§ Assignment
Read the data below. Then repeat all of it exactly.

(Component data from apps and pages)

'''

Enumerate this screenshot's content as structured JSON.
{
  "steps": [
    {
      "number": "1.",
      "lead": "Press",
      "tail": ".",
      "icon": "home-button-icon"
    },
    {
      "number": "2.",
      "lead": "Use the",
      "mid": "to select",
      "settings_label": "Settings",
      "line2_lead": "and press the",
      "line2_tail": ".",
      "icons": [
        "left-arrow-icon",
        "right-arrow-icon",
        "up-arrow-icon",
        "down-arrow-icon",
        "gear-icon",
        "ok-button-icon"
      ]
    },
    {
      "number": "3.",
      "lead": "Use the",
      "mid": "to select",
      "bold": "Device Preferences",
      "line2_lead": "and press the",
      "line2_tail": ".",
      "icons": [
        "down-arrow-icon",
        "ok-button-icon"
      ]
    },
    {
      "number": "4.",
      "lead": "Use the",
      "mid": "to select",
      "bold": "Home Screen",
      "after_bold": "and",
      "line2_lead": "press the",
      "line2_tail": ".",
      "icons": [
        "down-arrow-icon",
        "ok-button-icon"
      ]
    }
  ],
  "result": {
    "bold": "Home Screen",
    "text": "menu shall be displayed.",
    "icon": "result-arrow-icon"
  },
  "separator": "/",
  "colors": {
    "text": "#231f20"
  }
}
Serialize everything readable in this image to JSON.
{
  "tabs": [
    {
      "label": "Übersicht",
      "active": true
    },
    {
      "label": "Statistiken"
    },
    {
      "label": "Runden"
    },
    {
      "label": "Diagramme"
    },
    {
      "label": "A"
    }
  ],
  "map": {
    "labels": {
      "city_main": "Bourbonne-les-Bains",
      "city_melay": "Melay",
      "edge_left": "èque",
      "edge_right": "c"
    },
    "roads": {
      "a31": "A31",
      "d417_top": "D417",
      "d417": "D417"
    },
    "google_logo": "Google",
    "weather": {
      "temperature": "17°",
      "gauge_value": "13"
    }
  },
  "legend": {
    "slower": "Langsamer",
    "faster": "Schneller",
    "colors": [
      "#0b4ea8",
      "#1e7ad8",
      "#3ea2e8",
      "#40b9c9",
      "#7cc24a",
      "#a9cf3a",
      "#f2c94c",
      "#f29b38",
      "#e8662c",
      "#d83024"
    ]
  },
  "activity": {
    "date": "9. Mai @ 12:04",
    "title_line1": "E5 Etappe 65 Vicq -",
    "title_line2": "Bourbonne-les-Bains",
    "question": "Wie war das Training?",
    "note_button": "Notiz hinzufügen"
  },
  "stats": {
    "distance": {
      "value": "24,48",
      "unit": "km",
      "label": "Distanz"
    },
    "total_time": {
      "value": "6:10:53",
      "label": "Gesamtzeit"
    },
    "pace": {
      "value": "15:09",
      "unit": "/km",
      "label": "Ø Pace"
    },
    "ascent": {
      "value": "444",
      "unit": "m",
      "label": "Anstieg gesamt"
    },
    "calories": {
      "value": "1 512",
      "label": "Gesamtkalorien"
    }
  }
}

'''

§ Final answer
Enumerate this screenshot's content as structured JSON.
{
  "steps": [
    {
      "number": "1.",
      "lead": "Press",
      "tail": ".",
      "icon": "home-button-icon"
    },
    {
      "number": "2.",
      "lead": "Use the",
      "mid": "to select",
      "settings_label": "Settings",
      "line2_lead": "and press the",
      "line2_tail": ".",
      "icons": [
        "left-arrow-icon",
        "right-arrow-icon",
        "up-arrow-icon",
        "down-arrow-icon",
        "gear-icon",
        "ok-button-icon"
      ]
    },
    {
      "number": "3.",
      "lead": "Use the",
      "mid": "to select",
      "bold": "Device Preferences",
      "line2_lead": "and press the",
      "line2_tail": ".",
      "icons": [
        "down-arrow-icon",
        "ok-button-icon"
      ]
    },
    {
      "number": "4.",
      "lead": "Use the",
      "mid": "to select",
      "bold": "Home Screen",
      "after_bold": "and",
      "line2_lead": "press the",
      "line2_tail": ".",
      "icons": [
        "down-arrow-icon",
        "ok-button-icon"
      ]
    }
  ],
  "result": {
    "bold": "Home Screen",
    "text": "menu shall be displayed.",
    "icon": "result-arrow-icon"
  },
  "separator": "/",
  "colors": {
    "text": "#231f20"
  }
}
Serialize everything readable in this image to JSON.
{
  "tabs": [
    {
      "label": "Übersicht",
      "active": true
    },
    {
      "label": "Statistiken"
    },
    {
      "label": "Runden"
    },
    {
      "label": "Diagramme"
    },
    {
      "label": "A"
    }
  ],
  "map": {
    "labels": {
      "city_main": "Bourbonne-les-Bains",
      "city_melay": "Melay",
      "edge_left": "èque",
      "edge_right": "c"
    },
    "roads": {
      "a31": "A31",
      "d417_top": "D417",
      "d417": "D417"
    },
    "google_logo": "Google",
    "weather": {
      "temperature": "17°",
      "gauge_value": "13"
    }
  },
  "legend": {
    "slower": "Langsamer",
    "faster": "Schneller",
    "colors": [
      "#0b4ea8",
      "#1e7ad8",
      "#3ea2e8",
      "#40b9c9",
      "#7cc24a",
      "#a9cf3a",
      "#f2c94c",
      "#f29b38",
      "#e8662c",
      "#d83024"
    ]
  },
  "activity": {
    "date": "9. Mai @ 12:04",
    "title_line1": "E5 Etappe 65 Vicq -",
    "title_line2": "Bourbonne-les-Bains",
    "question": "Wie war das Training?",
    "note_button": "Notiz hinzufügen"
  },
  "stats": {
    "distance": {
      "value": "24,48",
      "unit": "km",
      "label": "Distanz"
    },
    "total_time": {
      "value": "6:10:53",
      "label": "Gesamtzeit"
    },
    "pace": {
      "value": "15:09",
      "unit": "/km",
      "label": "Ø Pace"
    },
    "ascent": {
      "value": "444",
      "unit": "m",
      "label": "Anstieg gesamt"
    },
    "calories": {
      "value": "1 512",
      "label": "Gesamtkalorien"
    }
  }
}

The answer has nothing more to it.